Let’s ponder something together. C’mon, it’ll be fun. (Note: Author makes no guarantee as to fun of the following exercise.)
OK, first, Dictionary.com defines “conservative” as:
1.disposed to preserve existing conditions, institutions, etc., or to restore traditional ones, and to limit change.
2. cautiously moderate or purposefully low: a conservative estimate.
3. traditional in style or manner; avoiding novelty or showiness: conservative suit.
Now, keeping in mind those definitions, look at the following measures that have been prefiled by various Republican legislators:
- Proposing a removal of all capital-gains tax, which would make Arkansas one of a very, very small number of states that has such an exception;
- Suggesting that, despite the fact that your proposed legislation could not have any actual effect, Arkansas should adopt a measure challenging the authority of the federal government;
- Prefiling bills creating any number of new, narrow tax exemptions for certain groups, despite the fact that the exemptions would have no demonstrable positive impact on the economy;

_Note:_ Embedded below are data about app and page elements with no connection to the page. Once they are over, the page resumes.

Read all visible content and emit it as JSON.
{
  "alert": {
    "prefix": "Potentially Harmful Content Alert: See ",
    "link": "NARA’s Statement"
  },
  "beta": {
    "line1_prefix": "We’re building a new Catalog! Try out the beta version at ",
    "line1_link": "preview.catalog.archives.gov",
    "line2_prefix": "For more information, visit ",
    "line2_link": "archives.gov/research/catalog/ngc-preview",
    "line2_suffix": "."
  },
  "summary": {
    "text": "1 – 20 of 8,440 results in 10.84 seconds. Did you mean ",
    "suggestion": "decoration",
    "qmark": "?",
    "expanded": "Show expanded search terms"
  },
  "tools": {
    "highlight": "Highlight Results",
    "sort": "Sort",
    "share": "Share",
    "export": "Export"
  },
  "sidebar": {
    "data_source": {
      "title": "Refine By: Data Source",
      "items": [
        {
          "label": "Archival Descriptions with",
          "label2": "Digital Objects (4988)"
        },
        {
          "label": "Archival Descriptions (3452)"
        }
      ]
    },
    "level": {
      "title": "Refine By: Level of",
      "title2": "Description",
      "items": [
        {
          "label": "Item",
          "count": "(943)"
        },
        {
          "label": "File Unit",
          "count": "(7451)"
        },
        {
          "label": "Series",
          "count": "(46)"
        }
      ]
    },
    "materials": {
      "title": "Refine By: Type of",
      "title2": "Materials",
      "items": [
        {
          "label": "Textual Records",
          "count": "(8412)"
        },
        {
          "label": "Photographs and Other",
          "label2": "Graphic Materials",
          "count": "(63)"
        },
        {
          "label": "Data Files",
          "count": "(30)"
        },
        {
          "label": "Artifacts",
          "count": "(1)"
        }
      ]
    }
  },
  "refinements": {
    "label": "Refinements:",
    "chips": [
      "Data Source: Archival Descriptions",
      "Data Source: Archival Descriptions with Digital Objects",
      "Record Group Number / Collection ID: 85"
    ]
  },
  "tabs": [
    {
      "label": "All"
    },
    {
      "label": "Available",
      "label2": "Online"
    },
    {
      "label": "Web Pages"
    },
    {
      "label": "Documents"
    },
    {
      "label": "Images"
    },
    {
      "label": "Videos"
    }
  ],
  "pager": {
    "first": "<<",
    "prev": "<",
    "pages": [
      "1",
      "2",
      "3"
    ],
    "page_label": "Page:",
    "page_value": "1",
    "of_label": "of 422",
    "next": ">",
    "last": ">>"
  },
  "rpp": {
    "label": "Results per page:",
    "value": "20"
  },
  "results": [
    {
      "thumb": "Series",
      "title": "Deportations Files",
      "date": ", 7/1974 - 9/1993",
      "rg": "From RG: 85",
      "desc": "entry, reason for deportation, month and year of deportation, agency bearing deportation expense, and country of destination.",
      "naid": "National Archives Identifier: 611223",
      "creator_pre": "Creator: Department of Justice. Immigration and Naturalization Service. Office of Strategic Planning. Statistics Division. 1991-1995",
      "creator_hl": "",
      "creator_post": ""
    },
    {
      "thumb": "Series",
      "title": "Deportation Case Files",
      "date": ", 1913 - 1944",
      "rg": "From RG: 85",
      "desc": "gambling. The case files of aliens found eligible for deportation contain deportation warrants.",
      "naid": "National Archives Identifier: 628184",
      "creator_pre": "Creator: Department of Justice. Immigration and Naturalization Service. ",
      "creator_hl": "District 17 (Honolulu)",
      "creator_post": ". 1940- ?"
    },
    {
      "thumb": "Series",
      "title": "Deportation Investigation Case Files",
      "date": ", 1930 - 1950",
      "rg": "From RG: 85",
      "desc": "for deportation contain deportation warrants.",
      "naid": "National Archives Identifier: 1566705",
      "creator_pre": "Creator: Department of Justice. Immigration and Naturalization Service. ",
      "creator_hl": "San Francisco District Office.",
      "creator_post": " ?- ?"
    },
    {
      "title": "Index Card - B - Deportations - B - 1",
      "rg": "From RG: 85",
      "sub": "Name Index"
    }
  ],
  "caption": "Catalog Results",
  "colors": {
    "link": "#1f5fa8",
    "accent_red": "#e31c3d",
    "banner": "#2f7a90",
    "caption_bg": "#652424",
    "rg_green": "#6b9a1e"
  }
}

- Suggesting new, unnecessary legal hoops for family law that are not designed to solve a real problem and could result in confusion and even unwitting bigamy down the road;
- Giving tax credits to certain lower-income families where one parent chooses to stay at home with infants;
- Providing tax credits to people who build “green” homes;
- Creating new government oversight related to prescription drugs;
- Proposing new rules that would give more government oversight over dietary supplements;
- Restricting grocers and other retailers from using single-use plastic bags;
- Prohibiting the commercial use of vehicle accident reports for ninety days following the accident; and
- Requiring employees to contribute .5% of all wages earned to the Unemployment Compensation Fund.
What, pray tell, is “conservative” about any of those? All of them embrace change, often for nothing more than the sake of change; some ignore the concept of “cautiously moderate;” none seems predisposed to embrace the status quo (obviously), but few if any are actually “restor[ing] traditional” measures.
Don’t get me wrong here; I actually like some of those ideas quite a bit. (The tax credit for stay-at-home parents has a particularly delicious and ironic European Socialism taste to it!) However, if anything, the fact that I like some of them just further proves my point: there is a tremendous disconnect between what some of the “conservative” Republicans think they believe and what kind of legislation they actually propose.
It’s things like this that give me pause when I hear “Arkansas is a conservative state” statements. Sure, on some levels that seems self-evident. Yet, for many voters, all that seems to matter is that their candidate of choice says that s/he is a conservative, repeats some Glenn-Beck-inspired drivel, and throws around words like “socialist” and “founding fathers” and “constitution.” If the people don’t realize what they are getting, and if the elected officials don’t actually stay the straight-and-narrow when it comes to conservatism, can we really draw sweeping conclusions about the overall political leanings of the state?